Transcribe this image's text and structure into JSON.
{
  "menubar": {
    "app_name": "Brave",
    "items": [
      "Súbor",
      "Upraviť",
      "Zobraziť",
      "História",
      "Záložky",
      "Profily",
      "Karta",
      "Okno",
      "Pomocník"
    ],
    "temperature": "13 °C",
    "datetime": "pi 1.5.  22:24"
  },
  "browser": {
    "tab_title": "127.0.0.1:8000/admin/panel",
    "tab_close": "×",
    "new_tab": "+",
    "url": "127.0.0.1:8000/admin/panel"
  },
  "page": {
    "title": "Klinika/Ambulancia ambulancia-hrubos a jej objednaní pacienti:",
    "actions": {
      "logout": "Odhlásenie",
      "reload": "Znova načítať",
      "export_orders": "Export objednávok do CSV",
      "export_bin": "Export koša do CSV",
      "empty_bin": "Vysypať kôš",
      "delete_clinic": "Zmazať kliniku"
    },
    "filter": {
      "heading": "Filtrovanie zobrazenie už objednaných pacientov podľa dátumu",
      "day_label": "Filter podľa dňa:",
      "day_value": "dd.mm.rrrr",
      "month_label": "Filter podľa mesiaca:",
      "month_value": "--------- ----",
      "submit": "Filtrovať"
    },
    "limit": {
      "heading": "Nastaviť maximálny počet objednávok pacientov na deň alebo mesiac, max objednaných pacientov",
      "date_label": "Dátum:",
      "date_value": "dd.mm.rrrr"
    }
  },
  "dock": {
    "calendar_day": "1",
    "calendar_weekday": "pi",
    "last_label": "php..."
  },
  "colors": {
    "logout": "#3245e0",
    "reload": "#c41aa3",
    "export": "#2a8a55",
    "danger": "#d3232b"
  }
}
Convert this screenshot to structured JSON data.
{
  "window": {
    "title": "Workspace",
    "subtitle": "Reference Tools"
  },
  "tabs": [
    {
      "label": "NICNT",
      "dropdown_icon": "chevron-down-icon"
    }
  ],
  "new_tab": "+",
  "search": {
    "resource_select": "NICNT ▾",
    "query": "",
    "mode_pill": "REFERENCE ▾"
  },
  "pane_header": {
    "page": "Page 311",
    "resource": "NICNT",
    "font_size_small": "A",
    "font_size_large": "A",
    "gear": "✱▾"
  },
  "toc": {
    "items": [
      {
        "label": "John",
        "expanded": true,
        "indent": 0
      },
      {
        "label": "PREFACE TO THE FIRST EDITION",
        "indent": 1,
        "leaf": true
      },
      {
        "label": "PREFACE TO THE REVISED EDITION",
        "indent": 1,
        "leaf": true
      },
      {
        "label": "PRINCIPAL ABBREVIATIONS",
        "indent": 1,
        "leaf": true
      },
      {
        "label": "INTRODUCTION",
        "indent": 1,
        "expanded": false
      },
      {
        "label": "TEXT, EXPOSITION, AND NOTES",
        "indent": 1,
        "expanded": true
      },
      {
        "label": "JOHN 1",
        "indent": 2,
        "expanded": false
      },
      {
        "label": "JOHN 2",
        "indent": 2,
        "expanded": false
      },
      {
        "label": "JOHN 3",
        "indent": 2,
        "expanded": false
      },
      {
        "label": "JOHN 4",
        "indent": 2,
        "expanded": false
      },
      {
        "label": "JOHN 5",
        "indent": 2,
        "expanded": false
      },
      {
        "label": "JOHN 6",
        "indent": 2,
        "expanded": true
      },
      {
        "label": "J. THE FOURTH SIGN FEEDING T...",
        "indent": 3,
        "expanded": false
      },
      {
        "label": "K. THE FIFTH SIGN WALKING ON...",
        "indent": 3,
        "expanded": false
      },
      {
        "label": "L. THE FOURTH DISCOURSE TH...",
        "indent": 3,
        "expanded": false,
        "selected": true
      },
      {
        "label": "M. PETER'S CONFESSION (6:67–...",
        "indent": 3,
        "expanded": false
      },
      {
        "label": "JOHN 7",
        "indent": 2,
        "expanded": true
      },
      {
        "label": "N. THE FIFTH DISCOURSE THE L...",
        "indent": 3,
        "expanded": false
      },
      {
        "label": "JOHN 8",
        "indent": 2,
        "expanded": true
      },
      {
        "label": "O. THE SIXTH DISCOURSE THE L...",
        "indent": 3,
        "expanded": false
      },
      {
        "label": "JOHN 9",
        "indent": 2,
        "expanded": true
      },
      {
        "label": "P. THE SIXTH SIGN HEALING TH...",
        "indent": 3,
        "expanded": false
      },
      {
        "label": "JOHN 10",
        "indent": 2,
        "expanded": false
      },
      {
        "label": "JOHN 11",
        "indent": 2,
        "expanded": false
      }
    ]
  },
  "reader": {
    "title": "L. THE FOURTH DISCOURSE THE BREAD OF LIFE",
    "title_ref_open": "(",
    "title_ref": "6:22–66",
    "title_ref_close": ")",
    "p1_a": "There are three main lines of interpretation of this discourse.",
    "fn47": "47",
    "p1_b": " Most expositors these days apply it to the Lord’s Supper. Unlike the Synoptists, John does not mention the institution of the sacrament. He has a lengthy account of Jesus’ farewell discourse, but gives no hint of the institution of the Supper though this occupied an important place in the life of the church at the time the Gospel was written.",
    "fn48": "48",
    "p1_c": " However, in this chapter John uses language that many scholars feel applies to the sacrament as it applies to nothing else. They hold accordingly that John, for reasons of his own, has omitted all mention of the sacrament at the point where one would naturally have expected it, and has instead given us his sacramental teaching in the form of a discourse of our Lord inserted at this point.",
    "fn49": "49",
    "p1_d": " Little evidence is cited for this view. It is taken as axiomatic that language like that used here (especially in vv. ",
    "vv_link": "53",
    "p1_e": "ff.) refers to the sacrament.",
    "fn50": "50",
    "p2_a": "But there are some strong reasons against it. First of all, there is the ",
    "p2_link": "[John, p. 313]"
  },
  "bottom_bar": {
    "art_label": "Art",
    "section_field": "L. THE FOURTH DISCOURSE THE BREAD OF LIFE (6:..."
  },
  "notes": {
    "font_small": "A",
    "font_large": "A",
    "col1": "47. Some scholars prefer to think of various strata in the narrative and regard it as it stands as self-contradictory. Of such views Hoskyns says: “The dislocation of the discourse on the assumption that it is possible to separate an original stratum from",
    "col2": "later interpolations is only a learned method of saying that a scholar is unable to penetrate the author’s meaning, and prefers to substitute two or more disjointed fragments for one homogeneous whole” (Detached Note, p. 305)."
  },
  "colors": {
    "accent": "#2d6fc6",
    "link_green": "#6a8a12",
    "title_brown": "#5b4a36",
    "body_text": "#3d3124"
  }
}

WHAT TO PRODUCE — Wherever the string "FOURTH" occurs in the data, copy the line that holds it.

TASK ANSWER —
        "label": "J. THE FOURTH SIGN FEEDING T...",
        "label": "L. THE FOURTH DISCOURSE TH...",
    "title": "L. THE FOURTH DISCOURSE THE BREAD OF LIFE",
    "section_field": "L. THE FOURTH DISCOURSE THE BREAD OF LIFE (6:..."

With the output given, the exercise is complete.